#### PROVIDED INFORMATION
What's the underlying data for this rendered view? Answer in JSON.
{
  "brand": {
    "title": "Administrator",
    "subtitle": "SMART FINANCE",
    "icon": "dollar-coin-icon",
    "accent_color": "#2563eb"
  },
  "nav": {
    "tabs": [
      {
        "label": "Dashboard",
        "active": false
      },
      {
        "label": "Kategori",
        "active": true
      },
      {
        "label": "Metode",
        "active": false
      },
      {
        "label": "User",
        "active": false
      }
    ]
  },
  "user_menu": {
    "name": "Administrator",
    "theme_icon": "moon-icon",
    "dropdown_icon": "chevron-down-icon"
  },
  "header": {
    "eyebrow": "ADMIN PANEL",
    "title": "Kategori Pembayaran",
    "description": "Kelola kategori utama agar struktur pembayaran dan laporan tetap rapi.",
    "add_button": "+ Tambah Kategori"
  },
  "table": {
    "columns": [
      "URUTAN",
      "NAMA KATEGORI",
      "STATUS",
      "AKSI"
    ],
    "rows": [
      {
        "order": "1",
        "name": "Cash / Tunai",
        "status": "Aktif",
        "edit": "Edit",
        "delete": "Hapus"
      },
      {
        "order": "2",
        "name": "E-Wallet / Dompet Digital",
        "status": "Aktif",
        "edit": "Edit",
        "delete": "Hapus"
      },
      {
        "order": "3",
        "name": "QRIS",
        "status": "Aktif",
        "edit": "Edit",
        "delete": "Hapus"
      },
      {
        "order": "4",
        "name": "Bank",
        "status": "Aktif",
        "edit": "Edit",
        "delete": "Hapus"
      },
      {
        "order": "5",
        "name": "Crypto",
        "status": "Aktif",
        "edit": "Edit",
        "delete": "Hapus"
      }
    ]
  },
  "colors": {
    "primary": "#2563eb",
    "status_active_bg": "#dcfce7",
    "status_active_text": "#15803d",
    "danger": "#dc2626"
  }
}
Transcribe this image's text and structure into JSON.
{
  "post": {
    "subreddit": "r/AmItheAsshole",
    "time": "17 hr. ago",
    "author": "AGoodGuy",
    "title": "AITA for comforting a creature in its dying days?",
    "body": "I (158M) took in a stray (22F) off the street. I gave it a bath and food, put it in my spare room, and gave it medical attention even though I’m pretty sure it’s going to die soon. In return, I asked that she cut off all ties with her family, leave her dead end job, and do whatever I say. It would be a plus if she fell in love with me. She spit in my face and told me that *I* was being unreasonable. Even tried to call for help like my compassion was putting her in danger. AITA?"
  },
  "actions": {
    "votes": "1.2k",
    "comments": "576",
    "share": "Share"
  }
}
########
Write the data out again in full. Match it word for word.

What's the underlying data for this rendered view? Answer in JSON.
{
  "brand": {
    "title": "Administrator",
    "subtitle": "SMART FINANCE",
    "icon": "dollar-coin-icon",
    "accent_color": "#2563eb"
  },
  "nav": {
    "tabs": [
      {
        "label": "Dashboard",
        "active": false
      },
      {
        "label": "Kategori",
        "active": true
      },
      {
        "label": "Metode",
        "active": false
      },
      {
        "label": "User",
        "active": false
      }
    ]
  },
  "user_menu": {
    "name": "Administrator",
    "theme_icon": "moon-icon",
    "dropdown_icon": "chevron-down-icon"
  },
  "header": {
    "eyebrow": "ADMIN PANEL",
    "title": "Kategori Pembayaran",
    "description": "Kelola kategori utama agar struktur pembayaran dan laporan tetap rapi.",
    "add_button": "+ Tambah Kategori"
  },
  "table": {
    "columns": [
      "URUTAN",
      "NAMA KATEGORI",
      "STATUS",
      "AKSI"
    ],
    "rows": [
      {
        "order": "1",
        "name": "Cash / Tunai",
        "status": "Aktif",
        "edit": "Edit",
        "delete": "Hapus"
      },
      {
        "order": "2",
        "name": "E-Wallet / Dompet Digital",
        "status": "Aktif",
        "edit": "Edit",
        "delete": "Hapus"
      },
      {
        "order": "3",
        "name": "QRIS",
        "status": "Aktif",
        "edit": "Edit",
        "delete": "Hapus"
      },
      {
        "order": "4",
        "name": "Bank",
        "status": "Aktif",
        "edit": "Edit",
        "delete": "Hapus"
      },
      {
        "order": "5",
        "name": "Crypto",
        "status": "Aktif",
        "edit": "Edit",
        "delete": "Hapus"
      }
    ]
  },
  "colors": {
    "primary": "#2563eb",
    "status_active_bg": "#dcfce7",
    "status_active_text": "#15803d",
    "danger": "#dc2626"
  }
}
Transcribe this image's text and structure into JSON.
{
  "post": {
    "subreddit": "r/AmItheAsshole",
    "time": "17 hr. ago",
    "author": "AGoodGuy",
    "title": "AITA for comforting a creature in its dying days?",
    "body": "I (158M) took in a stray (22F) off the street. I gave it a bath and food, put it in my spare room, and gave it medical attention even though I’m pretty sure it’s going to die soon. In return, I asked that she cut off all ties with her family, leave her dead end job, and do whatever I say. It would be a plus if she fell in love with me. She spit in my face and told me that *I* was being unreasonable. Even tried to call for help like my compassion was putting her in danger. AITA?"
  },
  "actions": {
    "votes": "1.2k",
    "comments": "576",
    "share": "Share"
  }
}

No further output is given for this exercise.